*** Opening of Task inputs ***

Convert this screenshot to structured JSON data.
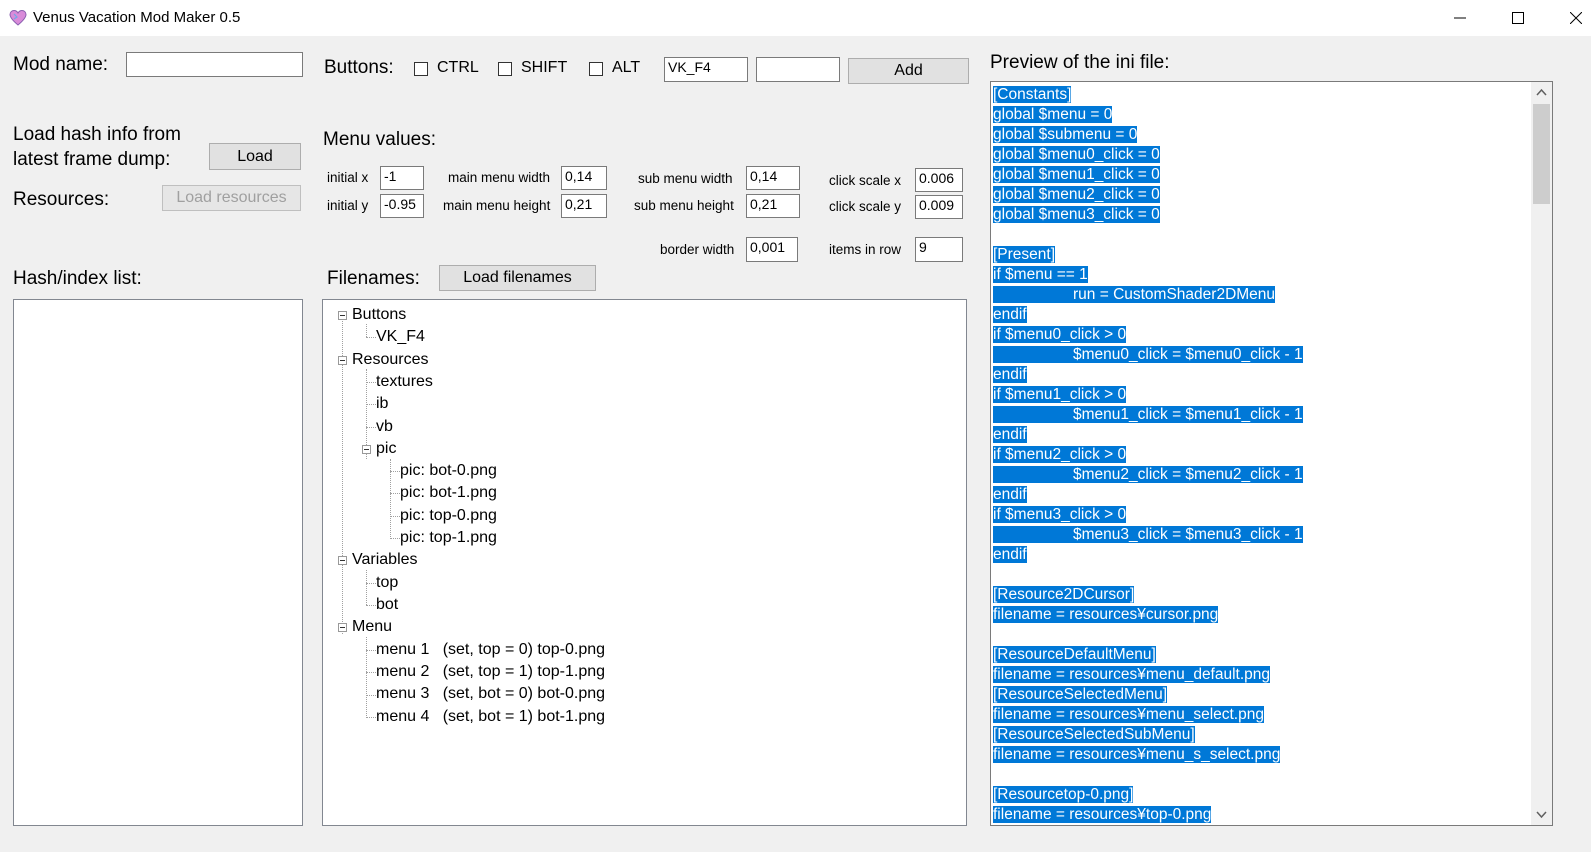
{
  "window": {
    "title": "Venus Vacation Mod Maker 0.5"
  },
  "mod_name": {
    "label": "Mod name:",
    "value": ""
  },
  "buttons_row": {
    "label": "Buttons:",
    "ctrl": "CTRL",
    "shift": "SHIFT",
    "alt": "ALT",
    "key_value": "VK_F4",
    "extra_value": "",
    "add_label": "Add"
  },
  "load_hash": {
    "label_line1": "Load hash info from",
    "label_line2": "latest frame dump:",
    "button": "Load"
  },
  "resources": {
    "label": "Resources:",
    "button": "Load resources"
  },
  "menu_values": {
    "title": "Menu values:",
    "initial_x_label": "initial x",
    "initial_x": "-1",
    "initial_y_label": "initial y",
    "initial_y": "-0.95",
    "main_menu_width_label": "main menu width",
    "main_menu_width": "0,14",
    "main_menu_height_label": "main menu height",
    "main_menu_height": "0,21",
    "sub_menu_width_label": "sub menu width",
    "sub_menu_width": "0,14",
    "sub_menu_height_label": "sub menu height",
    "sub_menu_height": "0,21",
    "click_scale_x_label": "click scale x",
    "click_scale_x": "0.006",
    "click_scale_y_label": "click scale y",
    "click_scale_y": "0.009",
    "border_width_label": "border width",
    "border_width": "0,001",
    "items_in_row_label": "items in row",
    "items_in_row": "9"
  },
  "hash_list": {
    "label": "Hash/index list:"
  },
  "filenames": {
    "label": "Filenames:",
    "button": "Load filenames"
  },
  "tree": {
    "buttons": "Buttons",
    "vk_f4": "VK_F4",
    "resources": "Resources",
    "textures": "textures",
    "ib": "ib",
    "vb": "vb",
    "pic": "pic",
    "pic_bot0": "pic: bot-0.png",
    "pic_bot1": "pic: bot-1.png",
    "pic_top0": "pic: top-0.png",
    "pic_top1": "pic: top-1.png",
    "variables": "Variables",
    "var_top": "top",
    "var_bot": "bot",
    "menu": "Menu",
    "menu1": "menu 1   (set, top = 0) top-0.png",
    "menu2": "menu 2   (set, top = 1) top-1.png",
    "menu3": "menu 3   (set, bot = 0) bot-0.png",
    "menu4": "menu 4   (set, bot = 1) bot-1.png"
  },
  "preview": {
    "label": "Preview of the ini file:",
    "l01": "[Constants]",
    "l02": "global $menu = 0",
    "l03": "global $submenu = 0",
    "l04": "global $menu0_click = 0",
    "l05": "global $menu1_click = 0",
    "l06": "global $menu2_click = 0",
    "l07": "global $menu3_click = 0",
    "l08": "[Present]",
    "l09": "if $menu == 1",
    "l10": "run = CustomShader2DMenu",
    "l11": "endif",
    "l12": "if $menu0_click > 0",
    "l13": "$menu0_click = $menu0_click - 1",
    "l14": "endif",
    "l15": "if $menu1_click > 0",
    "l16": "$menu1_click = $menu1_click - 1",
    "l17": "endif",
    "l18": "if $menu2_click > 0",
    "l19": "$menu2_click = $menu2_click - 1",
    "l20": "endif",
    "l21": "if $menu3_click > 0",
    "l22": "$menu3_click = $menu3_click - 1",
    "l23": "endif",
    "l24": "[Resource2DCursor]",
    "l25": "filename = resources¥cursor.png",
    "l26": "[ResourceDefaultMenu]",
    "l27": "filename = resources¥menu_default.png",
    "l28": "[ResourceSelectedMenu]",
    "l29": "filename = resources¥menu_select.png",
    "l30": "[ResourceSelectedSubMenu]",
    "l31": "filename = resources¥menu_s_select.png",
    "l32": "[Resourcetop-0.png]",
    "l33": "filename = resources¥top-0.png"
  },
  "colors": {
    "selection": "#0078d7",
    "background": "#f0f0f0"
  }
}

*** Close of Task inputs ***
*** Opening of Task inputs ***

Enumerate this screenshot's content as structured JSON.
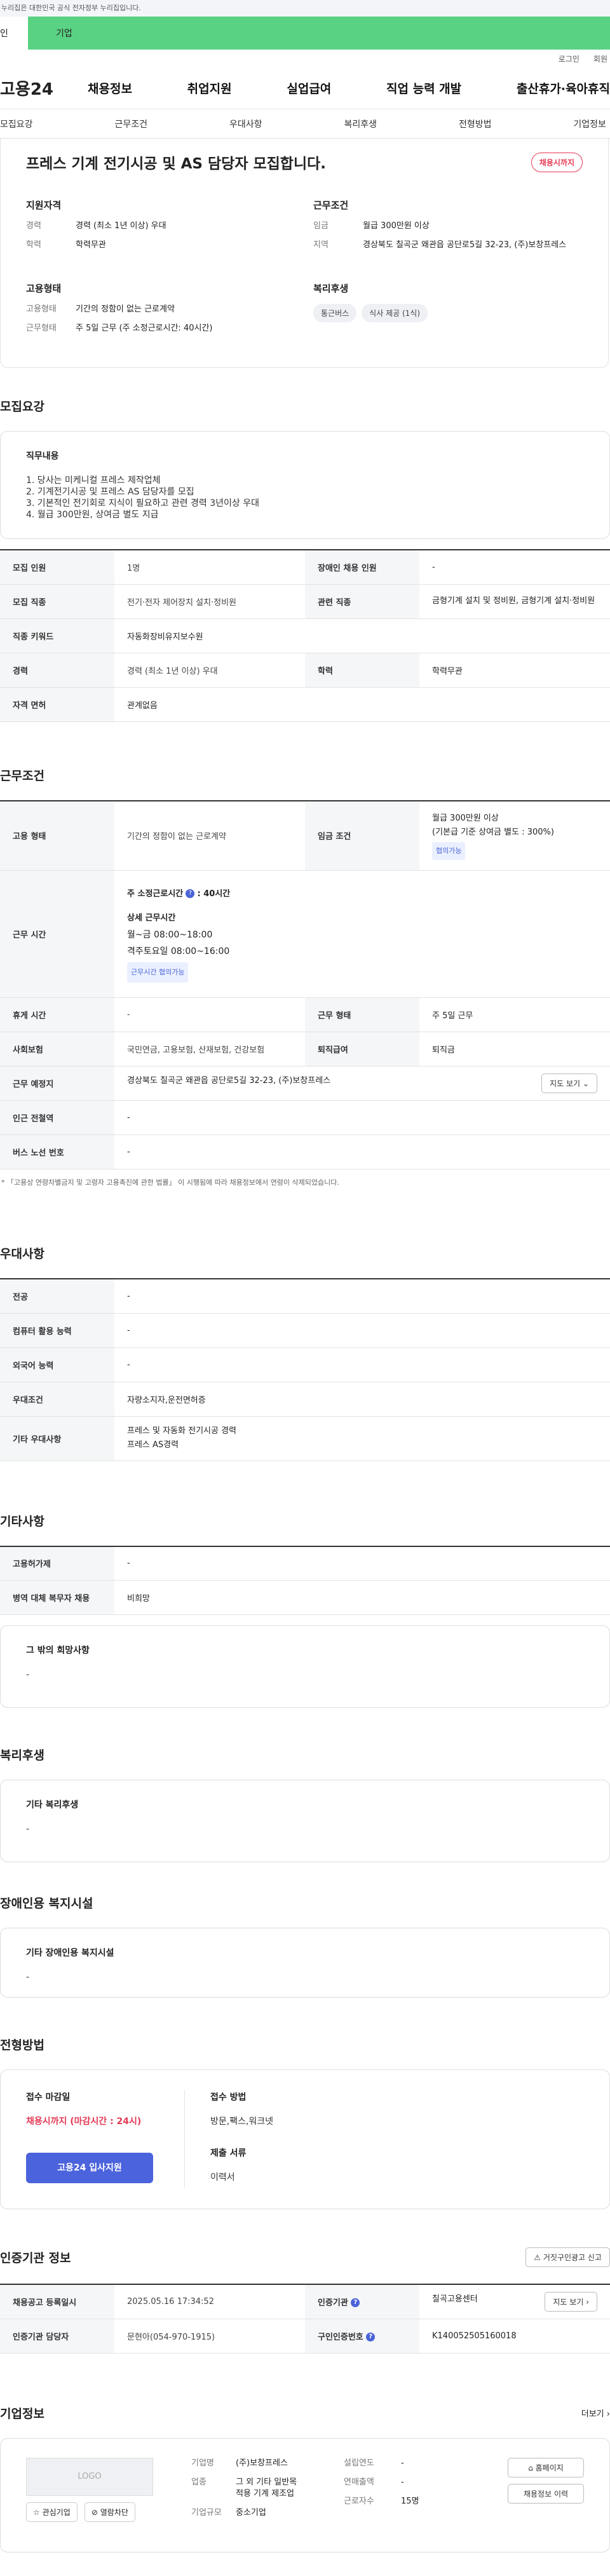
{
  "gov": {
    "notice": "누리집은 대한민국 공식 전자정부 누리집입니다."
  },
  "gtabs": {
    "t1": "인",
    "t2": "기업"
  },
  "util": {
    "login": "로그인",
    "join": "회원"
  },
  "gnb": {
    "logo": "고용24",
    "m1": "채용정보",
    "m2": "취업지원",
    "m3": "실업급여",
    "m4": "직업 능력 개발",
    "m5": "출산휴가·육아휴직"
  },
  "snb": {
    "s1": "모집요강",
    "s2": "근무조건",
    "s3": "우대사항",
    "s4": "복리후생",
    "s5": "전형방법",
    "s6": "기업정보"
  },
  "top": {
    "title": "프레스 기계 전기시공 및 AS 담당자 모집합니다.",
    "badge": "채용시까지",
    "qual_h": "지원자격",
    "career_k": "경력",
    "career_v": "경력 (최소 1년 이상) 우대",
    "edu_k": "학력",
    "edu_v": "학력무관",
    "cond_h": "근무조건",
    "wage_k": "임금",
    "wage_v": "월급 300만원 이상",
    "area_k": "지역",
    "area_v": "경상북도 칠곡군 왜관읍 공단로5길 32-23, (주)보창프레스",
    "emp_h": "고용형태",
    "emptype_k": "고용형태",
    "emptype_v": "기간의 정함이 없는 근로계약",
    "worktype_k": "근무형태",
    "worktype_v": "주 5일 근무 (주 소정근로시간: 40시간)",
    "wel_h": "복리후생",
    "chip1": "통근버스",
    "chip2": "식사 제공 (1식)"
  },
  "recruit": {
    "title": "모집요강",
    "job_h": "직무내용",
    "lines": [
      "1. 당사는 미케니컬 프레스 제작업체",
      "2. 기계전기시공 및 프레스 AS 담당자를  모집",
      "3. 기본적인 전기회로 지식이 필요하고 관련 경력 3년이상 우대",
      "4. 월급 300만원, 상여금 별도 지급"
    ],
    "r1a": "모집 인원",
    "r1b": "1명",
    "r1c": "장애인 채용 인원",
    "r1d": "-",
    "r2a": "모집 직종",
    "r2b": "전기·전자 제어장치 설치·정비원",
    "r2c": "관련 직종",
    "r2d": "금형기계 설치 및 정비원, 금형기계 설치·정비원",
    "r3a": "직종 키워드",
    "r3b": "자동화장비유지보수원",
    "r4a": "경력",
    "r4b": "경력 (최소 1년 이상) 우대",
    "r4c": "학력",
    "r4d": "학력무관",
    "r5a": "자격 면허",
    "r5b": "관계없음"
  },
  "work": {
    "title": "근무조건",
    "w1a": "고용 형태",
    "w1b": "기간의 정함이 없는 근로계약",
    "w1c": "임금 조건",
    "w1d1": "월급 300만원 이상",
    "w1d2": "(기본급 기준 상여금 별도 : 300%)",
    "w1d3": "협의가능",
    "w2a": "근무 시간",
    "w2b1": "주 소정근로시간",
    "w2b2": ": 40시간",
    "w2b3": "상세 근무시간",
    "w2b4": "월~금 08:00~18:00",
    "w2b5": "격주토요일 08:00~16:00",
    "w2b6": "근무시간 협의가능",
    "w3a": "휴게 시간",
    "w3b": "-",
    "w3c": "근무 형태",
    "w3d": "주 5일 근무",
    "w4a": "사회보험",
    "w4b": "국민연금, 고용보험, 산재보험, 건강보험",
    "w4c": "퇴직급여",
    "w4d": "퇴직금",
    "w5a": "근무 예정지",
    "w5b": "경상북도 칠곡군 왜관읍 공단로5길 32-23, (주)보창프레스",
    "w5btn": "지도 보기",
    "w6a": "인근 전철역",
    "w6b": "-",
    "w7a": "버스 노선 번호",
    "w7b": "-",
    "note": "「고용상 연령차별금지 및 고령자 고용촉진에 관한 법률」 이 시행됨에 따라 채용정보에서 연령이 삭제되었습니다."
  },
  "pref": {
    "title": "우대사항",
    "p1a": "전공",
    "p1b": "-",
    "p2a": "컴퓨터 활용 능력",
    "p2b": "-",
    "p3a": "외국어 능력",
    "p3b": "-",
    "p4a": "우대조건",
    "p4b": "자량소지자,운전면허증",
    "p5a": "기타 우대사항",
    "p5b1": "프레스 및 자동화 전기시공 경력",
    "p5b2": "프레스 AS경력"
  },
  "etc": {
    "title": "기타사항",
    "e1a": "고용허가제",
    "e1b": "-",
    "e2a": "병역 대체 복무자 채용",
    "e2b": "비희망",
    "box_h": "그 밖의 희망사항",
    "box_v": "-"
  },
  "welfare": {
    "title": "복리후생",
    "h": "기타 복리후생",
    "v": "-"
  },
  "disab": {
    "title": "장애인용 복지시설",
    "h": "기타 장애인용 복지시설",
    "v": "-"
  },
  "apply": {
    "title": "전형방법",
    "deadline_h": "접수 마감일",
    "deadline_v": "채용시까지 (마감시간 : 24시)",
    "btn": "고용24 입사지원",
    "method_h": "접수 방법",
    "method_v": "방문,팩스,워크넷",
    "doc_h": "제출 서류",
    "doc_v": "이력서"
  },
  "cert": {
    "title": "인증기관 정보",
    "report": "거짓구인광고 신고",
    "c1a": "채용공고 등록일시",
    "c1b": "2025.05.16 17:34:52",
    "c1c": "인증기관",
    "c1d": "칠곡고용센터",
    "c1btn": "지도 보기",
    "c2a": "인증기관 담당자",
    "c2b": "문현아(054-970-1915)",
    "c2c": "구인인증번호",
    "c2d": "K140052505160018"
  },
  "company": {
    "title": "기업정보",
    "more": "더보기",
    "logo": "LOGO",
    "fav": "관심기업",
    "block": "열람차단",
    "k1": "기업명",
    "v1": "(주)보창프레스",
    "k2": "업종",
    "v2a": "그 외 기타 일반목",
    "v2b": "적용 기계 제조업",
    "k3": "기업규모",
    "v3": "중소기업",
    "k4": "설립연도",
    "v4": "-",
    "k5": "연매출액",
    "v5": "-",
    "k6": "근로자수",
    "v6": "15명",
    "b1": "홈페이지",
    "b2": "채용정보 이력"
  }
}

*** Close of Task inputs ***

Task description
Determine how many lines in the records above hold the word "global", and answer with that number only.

Solution
6